Freeze on hiring has begun as caution takes hold, but most still expect results to meet expectations

Posted by Daniel Palmer on 15th December 2008

The number of Australian and New Zealand organisations that are planning to freeze staff levels or cut back has trebled since March, according to management consulting firm Hay Group’s latest Global Employee Pay and Staffing Survey.

Seventeen per cent of the Australian and New Zealand firms polled said they would cut jobs, while 27 per cent plan to keep employee levels steady. Fifty-three per cent of may change previously-established budgets to increase base salaries in 2009, while 24 per cent may freeze salaries for all employees.

Positive news for the economy was that around two-thirds expect financial results to be close to targets for the year, though a quarter do anticipate results coming in below expectations.

Among the 2,589 organisations across 6 continents that responded to the survey, Africa and the Middle East have been the least impacted by the downturn – with only 9% of African companies and 12% of Middle Eastern companies reporting business results significantly below target.

Retail is one of the hardest-hit sectors, with 63% of retail respondents expecting poor business results due to reduced consumer spending and a tightened credit market. Other industries, such as oil and gas, have been able to weather the downturn more successfully – 19% of oil and gas respondents expect business results to be significantly better than targeted levels.
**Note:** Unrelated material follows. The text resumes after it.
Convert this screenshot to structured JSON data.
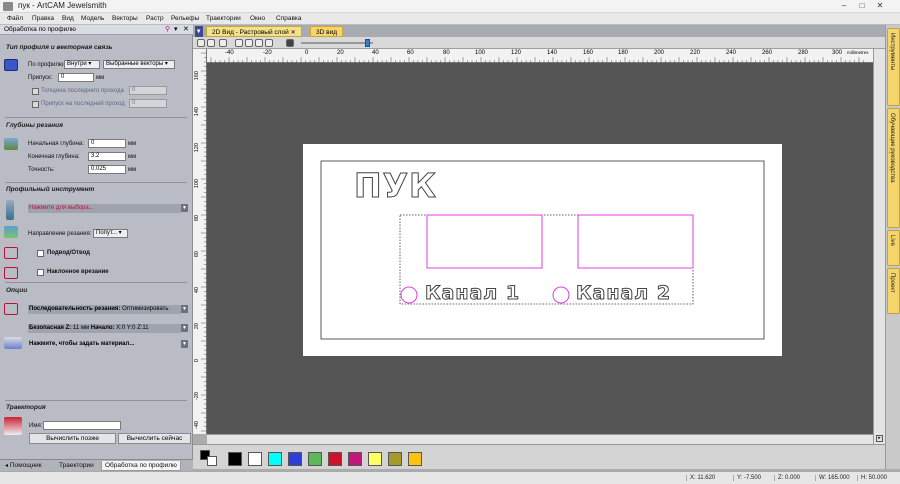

“While not all regions, countries and industries are impacted equally, many organisations are feeling at least some effects of the downturn,” Nick Boulter, global managing director, client development and reward services at Hay Group, said. “With next year’s economic outlook uncertain, organisations are wary about increasing the fixed cost of base salaries. Many are opting to err on the side of caution by deferring or reducing salary increases or freezing salaries, and are reviewing their reward programs to focus on retaining high performers.”

Other key findings from the Hay Group Global Employee Pay and Staffing Survey:

* Staffing Freezes and Decreases Globally: Nearly half (48%) of organizations globally are decreasing or freezing existing staffing levels, up from 20% in the March study. Only 3% of organizations globally are planning to increase staffing levels.
* Base Salary Increases Getting Cut: One of the biggest areas for cuts is base salary increases -sixty-five percent of respondents are making changes or considering changes to their previously established base salary increase budgets for 2009. Of those organizations, 58% are decreasing their budgets and 24% are freezing or considering freezing salaries for all employees.
* HR Programs Hitting the Chopping Block: Training and development programs are being decreased or eliminated by 16% of organizations responding to the survey. Companies are also cutting overtime wages (11%) and the use of contract laborers (17%). However, most are keeping benefits programs relatively in-tact at this time, including health and retirement plans.
* Employees Worry about Job Security the Most: Respondents reported their employees’ top concerns center around job security, fear of layoffs, salary concerns (e.g., reduced merit and frozen salaries), the cost-of-living and inflation, reduced revenue and customer retention, and lack of a bonus pay-out.
* Companies Worry Most about Top Talent: Consistent with the findings from the March survey, the top concerns of organisations include retaining top talent and critical skills, maintaining and affording competitive pay, maintaining employee engagement and motivation, career development and training opportunities, and recruiting top talent and employees with critical skills.

“In these uncertain times, if employees’ concerns are not addressed and acknowledged, organisations run the risk of a loss in motivation and engagement as well as increased turnover, which could cause a further negative impact on the bottom line,” Mr Boulter warned. “Organisations must take care to avoid knee-jerk reactions that seem to help the organization in the short-term, but may compromise long-term viability. HR leaders can zero in on a few areas to help steer their organizations through tough times including clear and frequent communication, strategic cost-cutting, retaining top talent, re-evaluating reward programs and helping employees understand their total reward package.”